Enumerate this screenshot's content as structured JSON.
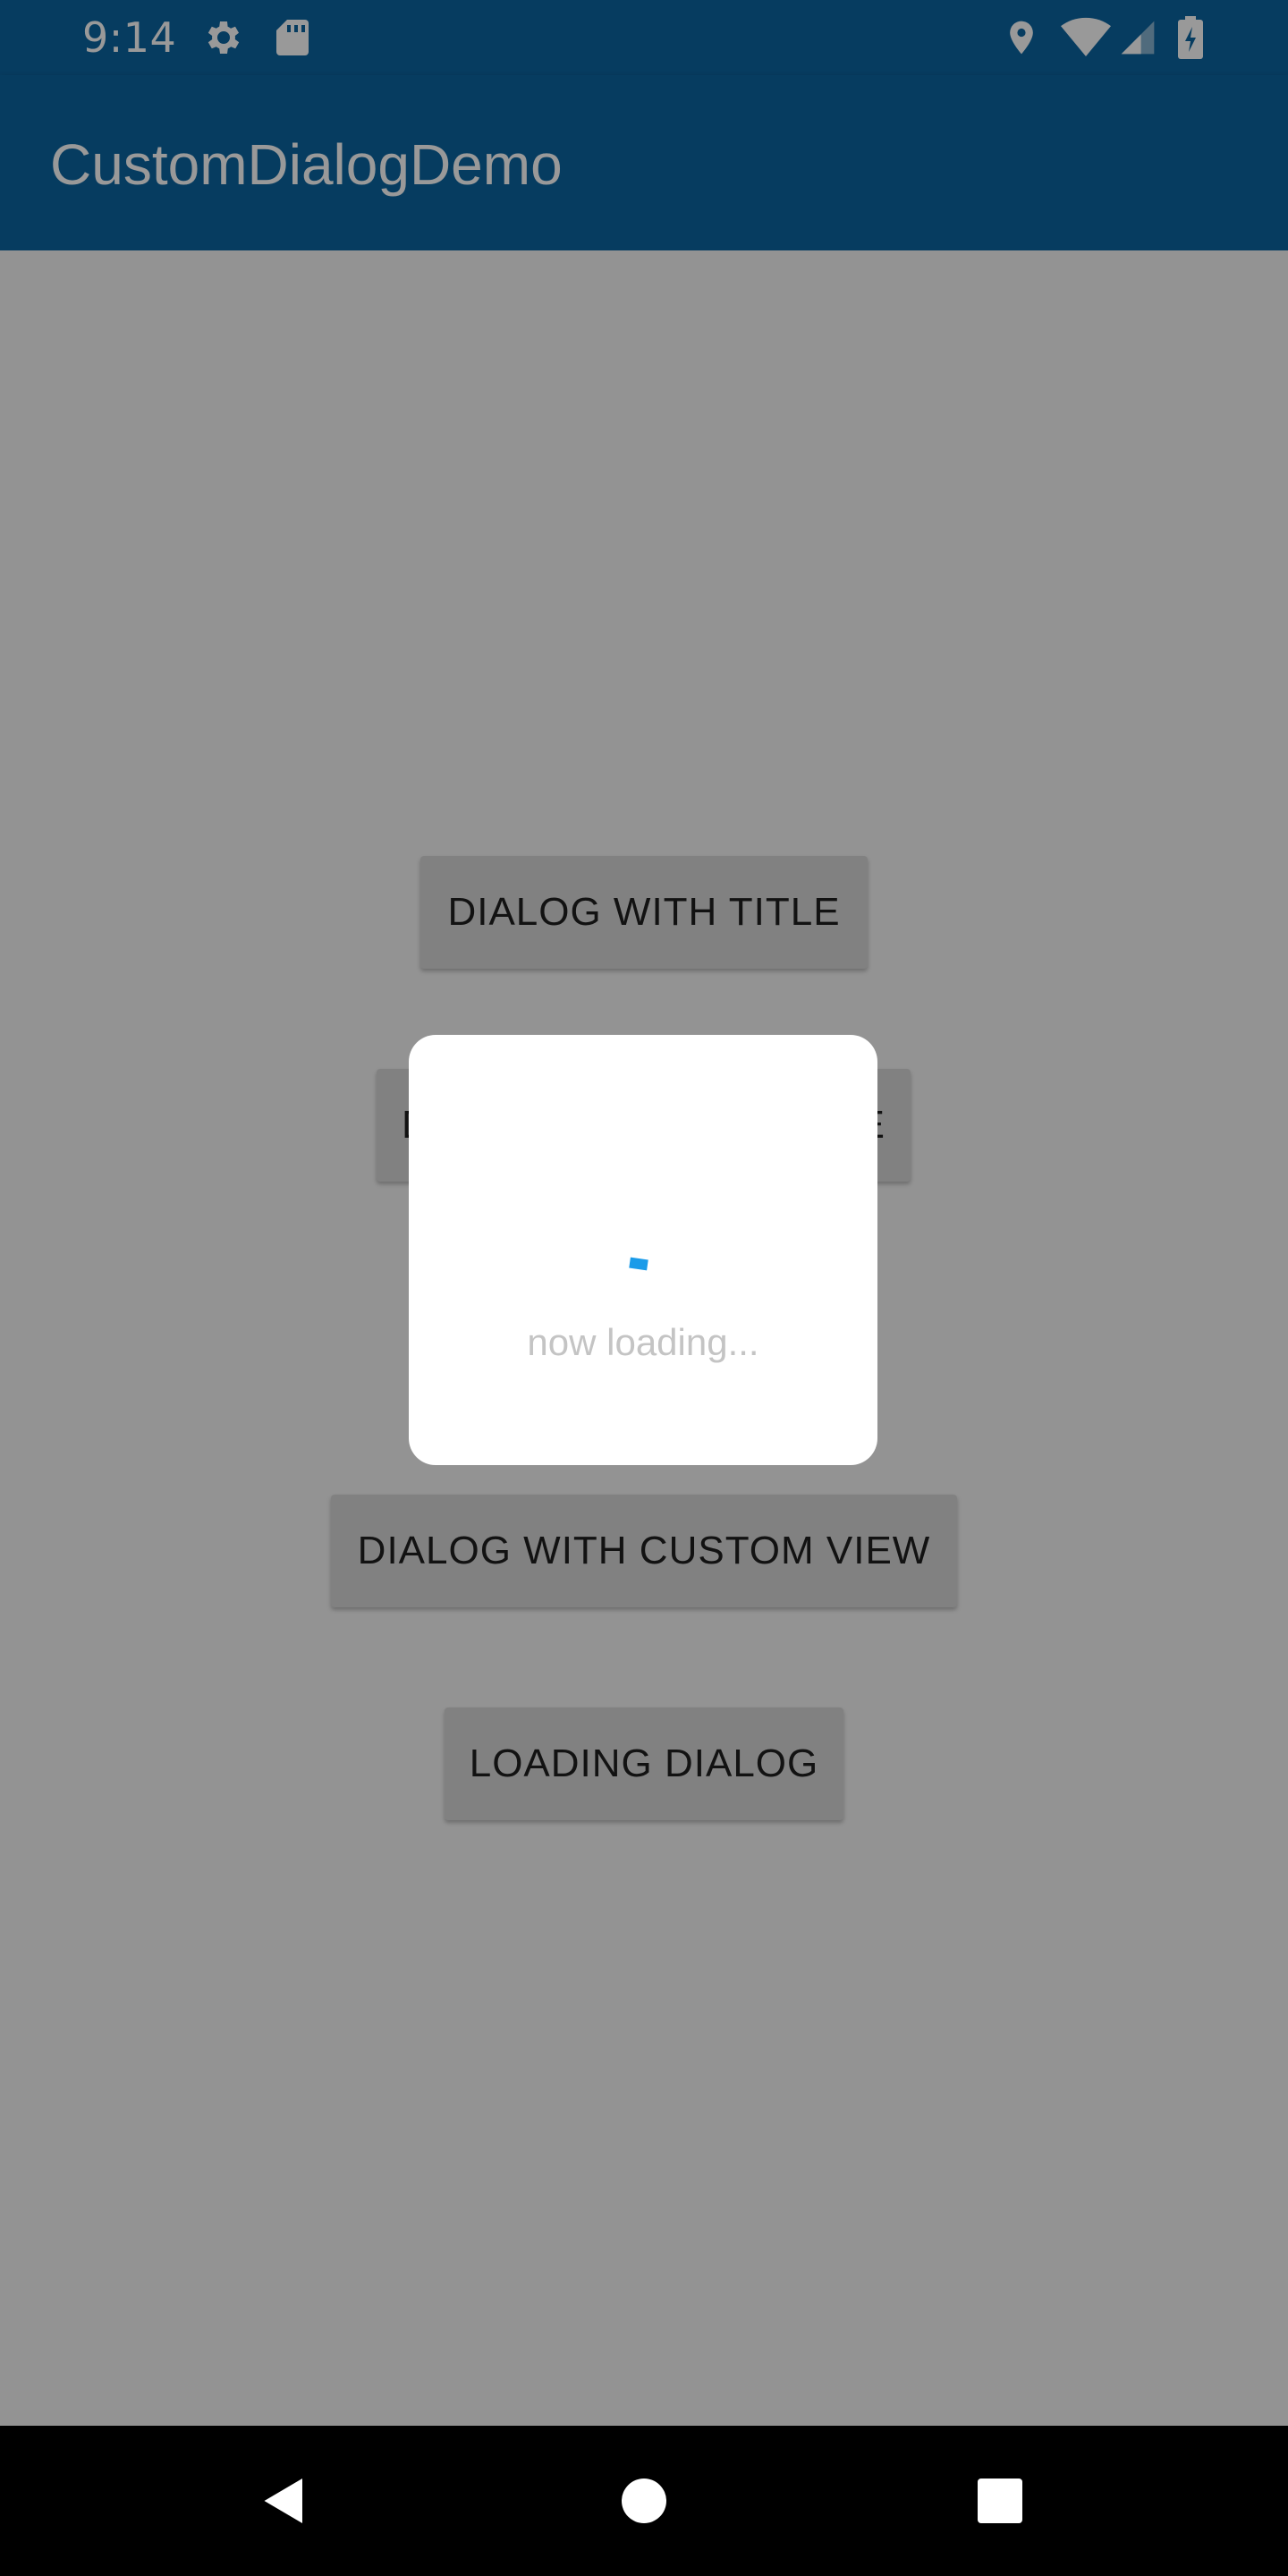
{
  "status_bar": {
    "time": "9:14",
    "icons_left": [
      "settings-gear-icon",
      "sd-card-icon"
    ],
    "icons_right": [
      "location-icon",
      "wifi-icon",
      "cell-signal-icon",
      "battery-charging-icon"
    ]
  },
  "app_bar": {
    "title": "CustomDialogDemo"
  },
  "buttons": {
    "dialog_with_title": "DIALOG WITH TITLE",
    "dialog_hidden_label_start": "D",
    "dialog_hidden_label_end": "E",
    "dialog_with_custom_view": "DIALOG WITH CUSTOM VIEW",
    "loading_dialog": "LOADING DIALOG"
  },
  "dialog": {
    "message": "now loading..."
  },
  "nav_bar": {
    "items": [
      "back-icon",
      "home-icon",
      "recents-icon"
    ]
  },
  "colors": {
    "app_bar": "#0b64a0",
    "spinner": "#1a9be9",
    "button": "#d7d7d7",
    "background": "#f5f5f5"
  }
}
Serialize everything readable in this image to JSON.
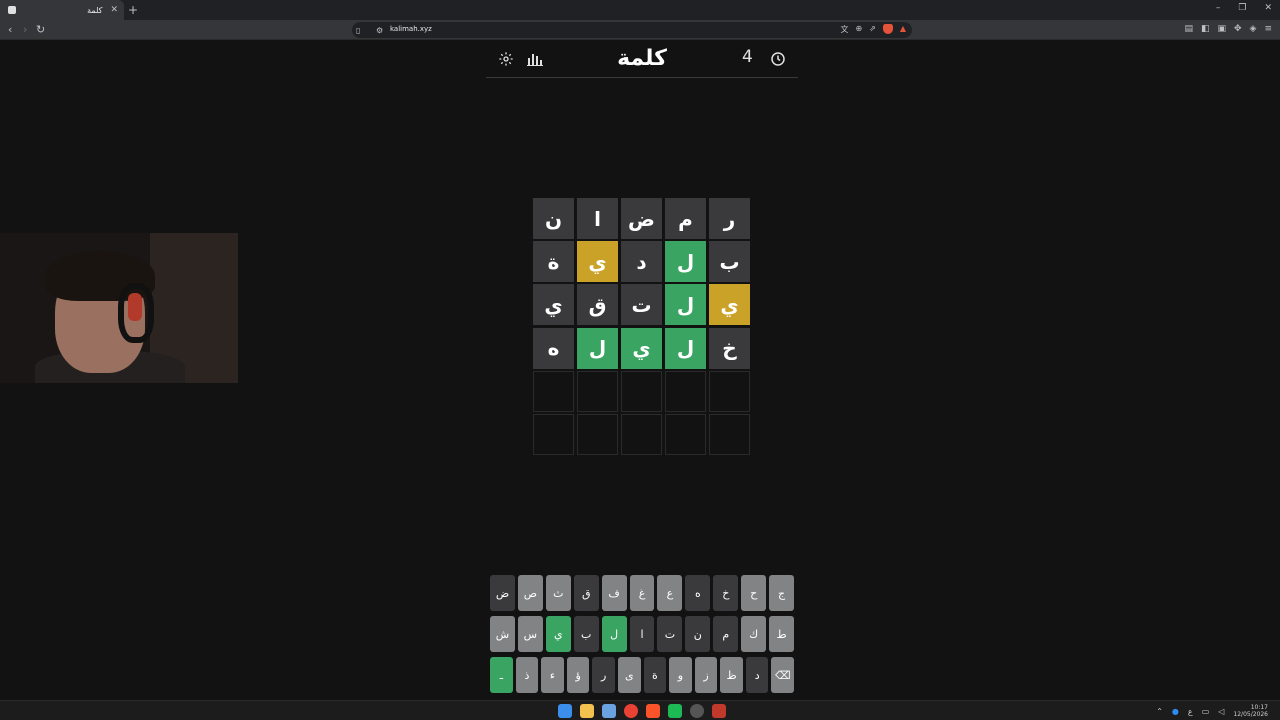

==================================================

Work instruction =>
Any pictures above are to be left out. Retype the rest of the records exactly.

Output below =>
Enumerate this screenshot's content as structured JSON.
{
  "status_bar": {
    "time": "9:14",
    "icons_left": [
      "settings-gear-icon",
      "sd-card-icon"
    ],
    "icons_right": [
      "location-icon",
      "wifi-icon",
      "cell-signal-icon",
      "battery-charging-icon"
    ]
  },
  "app_bar": {
    "title": "CustomDialogDemo"
  },
  "buttons": {
    "dialog_with_title": "DIALOG WITH TITLE",
    "dialog_hidden_label_start": "D",
    "dialog_hidden_label_end": "E",
    "dialog_with_custom_view": "DIALOG WITH CUSTOM VIEW",
    "loading_dialog": "LOADING DIALOG"
  },
  "dialog": {
    "message": "now loading..."
  },
  "nav_bar": {
    "items": [
      "back-icon",
      "home-icon",
      "recents-icon"
    ]
  },
  "colors": {
    "app_bar": "#0b64a0",
    "spinner": "#1a9be9",
    "button": "#d7d7d7",
    "background": "#f5f5f5"
  }
}
Serialize everything readable in this image to JSON.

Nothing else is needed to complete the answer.